The lesson he drew from this episode was that even at Thornbury, a Conservative stronghold, ‘natural Tories’ were prepared to oppose Cameron on climate change.

He then answered questions from the audience, advocating the integration of common policies on poverty, equality and climate change. John McDonnell, for example, could incorporate climate change and energy efficiency into his economic policies as part of creating the broad alliance necessary for winning in 2020.

When asked if the scientific evidence for man-made climate change is strong enough to base a broad alliance around it – and if it is really an “existential threat” to humanity, Clive said 97% of scientists thought so and in any case, supporting renewables was worthwhile just on grounds of efficiency, jobs and a clean environment (below).

climate change hoax 2

Clive thought Jeremy was capable of compromise – for example, he was not against civil nuclear power as much as he had been. Jeremy would not shift personally on Trident renewal but the Labour Party as a whole might compromise in September and Jeremy would have to recognise this. Like Jeremy, Clive was against Trident on moral grounds but he recognised that full unilateralism might not be achievable. Compromise was a political necessity.

There are divisions in the Labour Party; the New Labour stalwarts had a “sense of entitlement” and, in order to remove Jeremy, they would be prepared to sacrifice tens of thousands of members. The PLP was still overwhelmingly Blairite in its views. Not only that, but the machinery of the Labour Party – the officials – were also Blairite. The Blairite grip on the party would take a long time to loosen.

Q: Could a Labour foreign policy work without Trident?

Clive thought it could, provided there was an increase in conventional military expenditure. Labour could support a level above 2%, and even take defence spending to 2.5%, in return for non-renewal of Trident. With extra money soldiers could be looked after better and equipment updated.

Drawing on his own experience as an army officer, Clive Lewis said, “MPs would think twice about bombing Syria if they had served in the army”.

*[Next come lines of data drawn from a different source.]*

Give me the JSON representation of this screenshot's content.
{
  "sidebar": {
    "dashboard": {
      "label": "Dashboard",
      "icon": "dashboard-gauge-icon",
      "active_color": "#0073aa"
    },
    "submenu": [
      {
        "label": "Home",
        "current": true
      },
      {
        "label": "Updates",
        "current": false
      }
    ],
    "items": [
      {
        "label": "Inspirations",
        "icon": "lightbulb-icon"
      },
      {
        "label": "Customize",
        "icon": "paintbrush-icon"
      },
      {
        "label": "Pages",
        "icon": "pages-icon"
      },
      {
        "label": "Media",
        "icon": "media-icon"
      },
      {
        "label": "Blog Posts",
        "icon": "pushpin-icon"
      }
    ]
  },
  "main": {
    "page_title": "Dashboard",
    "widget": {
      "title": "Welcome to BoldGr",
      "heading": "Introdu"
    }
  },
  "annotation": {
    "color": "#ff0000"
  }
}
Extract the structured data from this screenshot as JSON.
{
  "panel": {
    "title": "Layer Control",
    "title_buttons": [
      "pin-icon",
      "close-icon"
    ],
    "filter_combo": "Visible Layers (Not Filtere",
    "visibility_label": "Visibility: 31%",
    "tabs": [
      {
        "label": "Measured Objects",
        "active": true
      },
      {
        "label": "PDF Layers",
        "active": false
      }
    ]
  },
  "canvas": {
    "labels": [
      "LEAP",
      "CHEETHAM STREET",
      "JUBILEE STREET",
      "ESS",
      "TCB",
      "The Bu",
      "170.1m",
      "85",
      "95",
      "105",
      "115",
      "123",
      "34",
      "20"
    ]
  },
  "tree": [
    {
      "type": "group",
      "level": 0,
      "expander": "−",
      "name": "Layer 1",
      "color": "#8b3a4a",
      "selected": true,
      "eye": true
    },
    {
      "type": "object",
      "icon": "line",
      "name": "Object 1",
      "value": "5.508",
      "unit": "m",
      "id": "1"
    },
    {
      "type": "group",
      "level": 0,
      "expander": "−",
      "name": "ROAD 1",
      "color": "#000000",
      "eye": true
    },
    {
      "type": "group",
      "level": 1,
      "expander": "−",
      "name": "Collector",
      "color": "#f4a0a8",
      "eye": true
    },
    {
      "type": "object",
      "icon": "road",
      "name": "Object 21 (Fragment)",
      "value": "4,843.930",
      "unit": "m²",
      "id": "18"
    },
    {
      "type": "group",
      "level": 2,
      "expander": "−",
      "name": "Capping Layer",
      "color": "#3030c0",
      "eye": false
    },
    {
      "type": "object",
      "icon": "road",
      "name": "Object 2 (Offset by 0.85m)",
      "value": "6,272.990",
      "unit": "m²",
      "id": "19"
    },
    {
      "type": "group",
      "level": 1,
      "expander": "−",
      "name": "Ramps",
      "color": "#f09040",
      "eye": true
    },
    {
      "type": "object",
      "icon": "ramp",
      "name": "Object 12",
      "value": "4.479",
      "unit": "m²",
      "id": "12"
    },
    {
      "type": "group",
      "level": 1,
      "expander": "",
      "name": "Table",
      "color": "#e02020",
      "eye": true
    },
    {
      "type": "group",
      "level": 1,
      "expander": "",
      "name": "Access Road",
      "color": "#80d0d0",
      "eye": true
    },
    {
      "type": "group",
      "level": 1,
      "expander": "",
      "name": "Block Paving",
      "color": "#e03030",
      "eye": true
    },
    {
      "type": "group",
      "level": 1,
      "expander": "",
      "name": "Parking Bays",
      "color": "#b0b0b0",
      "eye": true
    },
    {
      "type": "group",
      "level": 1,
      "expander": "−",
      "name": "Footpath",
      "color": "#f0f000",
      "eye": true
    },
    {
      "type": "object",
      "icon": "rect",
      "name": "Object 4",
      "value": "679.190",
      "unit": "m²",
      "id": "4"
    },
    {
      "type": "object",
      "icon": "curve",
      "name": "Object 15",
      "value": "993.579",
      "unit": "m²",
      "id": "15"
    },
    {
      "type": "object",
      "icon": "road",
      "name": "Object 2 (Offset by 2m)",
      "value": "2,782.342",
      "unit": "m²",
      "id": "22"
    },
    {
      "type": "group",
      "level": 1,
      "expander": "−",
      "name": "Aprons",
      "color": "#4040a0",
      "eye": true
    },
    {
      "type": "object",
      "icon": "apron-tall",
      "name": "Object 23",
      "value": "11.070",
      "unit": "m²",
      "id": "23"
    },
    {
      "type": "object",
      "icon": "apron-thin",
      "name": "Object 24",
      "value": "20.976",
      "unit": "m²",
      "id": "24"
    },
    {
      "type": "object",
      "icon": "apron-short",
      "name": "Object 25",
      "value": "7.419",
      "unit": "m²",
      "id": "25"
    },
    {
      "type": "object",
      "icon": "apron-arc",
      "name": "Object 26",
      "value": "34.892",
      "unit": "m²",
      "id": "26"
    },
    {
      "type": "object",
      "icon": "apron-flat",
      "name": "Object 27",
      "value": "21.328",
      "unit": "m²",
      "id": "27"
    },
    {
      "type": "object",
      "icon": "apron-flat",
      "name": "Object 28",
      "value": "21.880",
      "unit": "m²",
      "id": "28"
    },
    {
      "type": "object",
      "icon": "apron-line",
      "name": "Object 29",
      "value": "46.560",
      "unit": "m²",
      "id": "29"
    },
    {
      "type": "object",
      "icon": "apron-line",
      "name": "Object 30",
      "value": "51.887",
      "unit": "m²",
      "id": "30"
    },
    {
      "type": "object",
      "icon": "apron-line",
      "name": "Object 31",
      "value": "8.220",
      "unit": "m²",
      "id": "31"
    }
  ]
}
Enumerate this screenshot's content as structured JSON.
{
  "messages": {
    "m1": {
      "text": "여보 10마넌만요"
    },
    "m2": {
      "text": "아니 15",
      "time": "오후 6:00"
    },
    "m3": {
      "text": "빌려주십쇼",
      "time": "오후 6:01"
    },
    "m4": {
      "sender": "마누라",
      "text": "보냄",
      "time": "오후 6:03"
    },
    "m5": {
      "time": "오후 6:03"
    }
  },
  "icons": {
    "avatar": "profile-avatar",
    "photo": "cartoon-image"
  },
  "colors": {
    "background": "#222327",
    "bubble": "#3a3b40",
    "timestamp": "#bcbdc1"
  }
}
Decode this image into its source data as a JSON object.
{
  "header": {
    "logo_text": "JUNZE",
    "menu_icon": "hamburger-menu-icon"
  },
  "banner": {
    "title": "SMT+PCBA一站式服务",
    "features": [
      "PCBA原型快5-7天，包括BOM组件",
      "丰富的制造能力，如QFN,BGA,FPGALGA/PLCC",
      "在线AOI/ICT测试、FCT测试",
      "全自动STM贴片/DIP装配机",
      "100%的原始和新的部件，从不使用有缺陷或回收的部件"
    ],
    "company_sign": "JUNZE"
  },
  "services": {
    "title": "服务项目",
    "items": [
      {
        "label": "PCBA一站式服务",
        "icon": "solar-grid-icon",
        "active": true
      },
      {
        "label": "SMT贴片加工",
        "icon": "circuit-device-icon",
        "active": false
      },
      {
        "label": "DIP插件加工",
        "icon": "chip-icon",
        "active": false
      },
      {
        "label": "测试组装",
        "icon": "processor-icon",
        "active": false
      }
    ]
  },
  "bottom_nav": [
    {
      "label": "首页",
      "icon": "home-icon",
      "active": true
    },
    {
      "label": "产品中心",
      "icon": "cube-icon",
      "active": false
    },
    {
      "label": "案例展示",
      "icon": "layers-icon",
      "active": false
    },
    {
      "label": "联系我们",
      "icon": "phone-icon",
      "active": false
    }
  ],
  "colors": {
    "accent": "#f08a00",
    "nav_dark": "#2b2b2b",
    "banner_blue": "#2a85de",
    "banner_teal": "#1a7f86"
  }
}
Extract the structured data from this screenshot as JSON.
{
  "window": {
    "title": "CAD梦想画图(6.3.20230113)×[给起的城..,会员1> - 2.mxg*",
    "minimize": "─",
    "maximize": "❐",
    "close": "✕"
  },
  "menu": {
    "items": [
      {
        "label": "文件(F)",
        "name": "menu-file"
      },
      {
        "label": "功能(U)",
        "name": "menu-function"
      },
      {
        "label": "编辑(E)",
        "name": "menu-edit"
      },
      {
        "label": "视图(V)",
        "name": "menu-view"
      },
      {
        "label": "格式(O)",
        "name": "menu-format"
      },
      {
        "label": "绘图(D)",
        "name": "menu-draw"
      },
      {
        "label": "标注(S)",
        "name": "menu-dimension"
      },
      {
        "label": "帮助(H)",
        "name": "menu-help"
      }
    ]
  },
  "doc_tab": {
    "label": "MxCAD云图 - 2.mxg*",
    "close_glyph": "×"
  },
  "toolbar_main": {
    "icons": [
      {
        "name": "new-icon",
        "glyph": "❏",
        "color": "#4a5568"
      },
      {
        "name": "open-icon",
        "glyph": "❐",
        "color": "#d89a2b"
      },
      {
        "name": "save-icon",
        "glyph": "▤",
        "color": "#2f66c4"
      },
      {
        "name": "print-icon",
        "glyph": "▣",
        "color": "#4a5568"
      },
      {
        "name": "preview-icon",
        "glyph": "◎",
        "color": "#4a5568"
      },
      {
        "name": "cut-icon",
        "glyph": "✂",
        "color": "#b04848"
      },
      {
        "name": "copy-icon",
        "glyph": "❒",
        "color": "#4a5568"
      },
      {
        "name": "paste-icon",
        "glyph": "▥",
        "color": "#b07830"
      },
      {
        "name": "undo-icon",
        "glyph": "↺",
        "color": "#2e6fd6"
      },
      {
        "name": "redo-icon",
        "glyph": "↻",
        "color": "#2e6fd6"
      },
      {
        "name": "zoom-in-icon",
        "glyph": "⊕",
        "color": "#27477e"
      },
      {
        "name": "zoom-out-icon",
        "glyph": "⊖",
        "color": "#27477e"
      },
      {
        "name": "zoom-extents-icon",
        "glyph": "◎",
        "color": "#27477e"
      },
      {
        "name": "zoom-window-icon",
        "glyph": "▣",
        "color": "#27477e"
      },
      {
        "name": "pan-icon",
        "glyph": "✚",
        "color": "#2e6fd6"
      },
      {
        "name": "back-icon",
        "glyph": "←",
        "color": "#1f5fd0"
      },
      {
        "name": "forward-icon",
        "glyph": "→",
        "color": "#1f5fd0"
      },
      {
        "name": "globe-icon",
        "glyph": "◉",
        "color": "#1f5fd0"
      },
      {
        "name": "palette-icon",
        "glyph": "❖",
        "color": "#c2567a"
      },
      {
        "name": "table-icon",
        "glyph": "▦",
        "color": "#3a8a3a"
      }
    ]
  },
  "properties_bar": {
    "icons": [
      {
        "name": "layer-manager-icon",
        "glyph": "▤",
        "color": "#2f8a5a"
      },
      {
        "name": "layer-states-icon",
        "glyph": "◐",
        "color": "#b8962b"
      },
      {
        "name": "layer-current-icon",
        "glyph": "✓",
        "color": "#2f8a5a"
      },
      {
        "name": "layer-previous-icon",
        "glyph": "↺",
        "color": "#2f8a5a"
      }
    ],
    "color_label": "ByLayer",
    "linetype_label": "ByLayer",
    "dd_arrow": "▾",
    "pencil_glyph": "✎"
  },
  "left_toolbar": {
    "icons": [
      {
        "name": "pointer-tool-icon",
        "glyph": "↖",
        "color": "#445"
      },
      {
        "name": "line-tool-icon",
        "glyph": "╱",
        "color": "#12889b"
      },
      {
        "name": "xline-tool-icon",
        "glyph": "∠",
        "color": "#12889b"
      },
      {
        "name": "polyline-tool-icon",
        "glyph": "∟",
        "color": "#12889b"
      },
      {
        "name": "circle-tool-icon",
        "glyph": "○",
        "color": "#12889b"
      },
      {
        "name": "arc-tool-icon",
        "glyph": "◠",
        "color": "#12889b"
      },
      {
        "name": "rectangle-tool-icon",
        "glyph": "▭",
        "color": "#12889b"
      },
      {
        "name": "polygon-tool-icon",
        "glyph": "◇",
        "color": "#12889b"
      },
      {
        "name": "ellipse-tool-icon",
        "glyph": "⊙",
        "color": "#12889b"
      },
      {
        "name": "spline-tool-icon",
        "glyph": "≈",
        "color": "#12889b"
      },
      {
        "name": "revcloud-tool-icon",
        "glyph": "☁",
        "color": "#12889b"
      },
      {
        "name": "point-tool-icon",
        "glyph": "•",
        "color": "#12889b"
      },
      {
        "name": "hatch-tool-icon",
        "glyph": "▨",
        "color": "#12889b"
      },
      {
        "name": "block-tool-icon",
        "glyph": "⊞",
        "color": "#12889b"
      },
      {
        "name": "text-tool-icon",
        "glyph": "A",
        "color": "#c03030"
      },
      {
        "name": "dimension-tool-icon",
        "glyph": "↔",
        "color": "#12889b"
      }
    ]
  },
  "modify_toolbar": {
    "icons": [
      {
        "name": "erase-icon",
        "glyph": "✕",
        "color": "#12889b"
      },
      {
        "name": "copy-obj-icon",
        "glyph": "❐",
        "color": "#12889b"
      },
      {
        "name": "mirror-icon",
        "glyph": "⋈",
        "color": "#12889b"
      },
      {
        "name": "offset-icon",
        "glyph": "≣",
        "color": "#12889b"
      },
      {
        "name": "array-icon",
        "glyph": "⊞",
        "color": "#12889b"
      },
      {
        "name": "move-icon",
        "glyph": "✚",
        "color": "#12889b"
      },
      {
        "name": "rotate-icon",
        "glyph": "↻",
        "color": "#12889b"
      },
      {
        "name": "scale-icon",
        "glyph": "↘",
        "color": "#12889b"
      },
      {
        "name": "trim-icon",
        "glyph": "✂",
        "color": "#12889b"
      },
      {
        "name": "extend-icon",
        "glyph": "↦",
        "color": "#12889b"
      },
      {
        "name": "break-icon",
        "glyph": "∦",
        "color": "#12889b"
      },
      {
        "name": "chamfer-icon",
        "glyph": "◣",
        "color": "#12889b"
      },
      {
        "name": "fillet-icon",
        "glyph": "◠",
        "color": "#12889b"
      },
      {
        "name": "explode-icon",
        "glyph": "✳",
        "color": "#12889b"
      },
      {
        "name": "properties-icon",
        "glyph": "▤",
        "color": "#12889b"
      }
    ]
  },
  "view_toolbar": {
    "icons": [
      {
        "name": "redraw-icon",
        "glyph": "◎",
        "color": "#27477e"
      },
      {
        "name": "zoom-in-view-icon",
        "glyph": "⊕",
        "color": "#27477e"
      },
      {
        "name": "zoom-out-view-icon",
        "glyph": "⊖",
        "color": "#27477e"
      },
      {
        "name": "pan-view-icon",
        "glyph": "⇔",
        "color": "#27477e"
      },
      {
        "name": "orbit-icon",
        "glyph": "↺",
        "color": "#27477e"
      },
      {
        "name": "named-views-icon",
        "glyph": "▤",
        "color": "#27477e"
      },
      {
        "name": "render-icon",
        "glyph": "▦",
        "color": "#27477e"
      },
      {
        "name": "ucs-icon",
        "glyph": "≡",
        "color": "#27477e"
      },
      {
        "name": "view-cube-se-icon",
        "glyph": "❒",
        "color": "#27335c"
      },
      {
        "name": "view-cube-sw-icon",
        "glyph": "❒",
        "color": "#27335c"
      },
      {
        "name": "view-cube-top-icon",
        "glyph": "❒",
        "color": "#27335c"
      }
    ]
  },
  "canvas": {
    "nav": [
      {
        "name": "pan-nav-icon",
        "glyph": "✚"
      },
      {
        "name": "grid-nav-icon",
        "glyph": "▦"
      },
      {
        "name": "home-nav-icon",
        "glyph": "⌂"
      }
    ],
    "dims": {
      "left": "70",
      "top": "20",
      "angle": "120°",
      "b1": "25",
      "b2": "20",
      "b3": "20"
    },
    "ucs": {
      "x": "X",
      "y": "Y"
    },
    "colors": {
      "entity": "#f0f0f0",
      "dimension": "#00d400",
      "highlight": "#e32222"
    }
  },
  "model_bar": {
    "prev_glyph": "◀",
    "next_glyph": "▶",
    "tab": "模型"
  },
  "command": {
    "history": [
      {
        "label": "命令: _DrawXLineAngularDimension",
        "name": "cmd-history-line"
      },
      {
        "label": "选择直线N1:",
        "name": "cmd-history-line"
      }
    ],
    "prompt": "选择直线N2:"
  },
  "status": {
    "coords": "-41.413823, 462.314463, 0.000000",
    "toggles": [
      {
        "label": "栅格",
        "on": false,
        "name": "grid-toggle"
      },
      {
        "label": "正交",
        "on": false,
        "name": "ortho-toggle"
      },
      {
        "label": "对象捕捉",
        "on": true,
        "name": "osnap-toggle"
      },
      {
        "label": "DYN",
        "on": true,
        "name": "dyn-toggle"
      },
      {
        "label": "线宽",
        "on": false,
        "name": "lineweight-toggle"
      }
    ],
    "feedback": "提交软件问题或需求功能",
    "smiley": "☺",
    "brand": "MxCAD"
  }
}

Instead of interventions for regime change ( Afghanistan, Iraq or Libya) the armed forces could undertake humanitarian interventions.

children drone killed

They would assist foreign countries, not bomb them: a humanitarian foreign policy. 

He called for an anti-Tory alliance at the 2020 election. The core of such an alliance had to be climate change, though poverty was another area that could unite the left, as was opposition to military intervention for the purpose of regime change.

Clive summed up by pointing out that last May only 1 in 5 voted Conservative so there was hope, if the opposition parties could unite. The problem was more amongst the rank and file than amongst the leaders. Rank-and-file Greens, Labour, SNP and Lib Dems were aggressively against such alliances. Thus Jeremy Corbyn and MP Caroline Lucas were close politically, and were even friends, but their supporters were too tribal to unite.  

He was convinced that climate change was the key to an alliance, or co-operation across parties. It is an existential threat to humanity. In the world war of 1939-45 there was an existential threat to humanity from fascism and “we did not respond with neo-liberalism and privatisation” but with alliances, co-operation and socialism.

Clive Lewis had aroused enthusiasm in a Quaker audience despite calling for a sizeable increase in military expenditure. It was felt that the left of the Labour Party had acquired a major talent. His arguments had been sure-footed and convincing. and his eloquent speech drew extended applause.